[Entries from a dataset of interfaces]
BEGIN

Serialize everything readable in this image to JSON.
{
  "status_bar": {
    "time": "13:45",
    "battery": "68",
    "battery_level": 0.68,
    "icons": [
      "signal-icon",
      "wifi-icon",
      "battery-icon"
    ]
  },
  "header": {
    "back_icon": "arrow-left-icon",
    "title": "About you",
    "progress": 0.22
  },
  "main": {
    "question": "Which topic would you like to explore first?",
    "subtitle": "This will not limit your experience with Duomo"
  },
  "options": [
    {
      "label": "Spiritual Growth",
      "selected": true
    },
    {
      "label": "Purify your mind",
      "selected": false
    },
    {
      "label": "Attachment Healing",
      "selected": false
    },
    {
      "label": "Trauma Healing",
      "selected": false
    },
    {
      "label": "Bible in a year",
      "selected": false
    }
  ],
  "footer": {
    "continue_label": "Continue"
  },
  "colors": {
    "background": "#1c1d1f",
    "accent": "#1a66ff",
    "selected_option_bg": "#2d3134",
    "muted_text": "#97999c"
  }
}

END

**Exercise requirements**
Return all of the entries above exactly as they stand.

**Response**
Serialize everything readable in this image to JSON.
{
  "status_bar": {
    "time": "13:45",
    "battery": "68",
    "battery_level": 0.68,
    "icons": [
      "signal-icon",
      "wifi-icon",
      "battery-icon"
    ]
  },
  "header": {
    "back_icon": "arrow-left-icon",
    "title": "About you",
    "progress": 0.22
  },
  "main": {
    "question": "Which topic would you like to explore first?",
    "subtitle": "This will not limit your experience with Duomo"
  },
  "options": [
    {
      "label": "Spiritual Growth",
      "selected": true
    },
    {
      "label": "Purify your mind",
      "selected": false
    },
    {
      "label": "Attachment Healing",
      "selected": false
    },
    {
      "label": "Trauma Healing",
      "selected": false
    },
    {
      "label": "Bible in a year",
      "selected": false
    }
  ],
  "footer": {
    "continue_label": "Continue"
  },
  "colors": {
    "background": "#1c1d1f",
    "accent": "#1a66ff",
    "selected_option_bg": "#2d3134",
    "muted_text": "#97999c"
  }
}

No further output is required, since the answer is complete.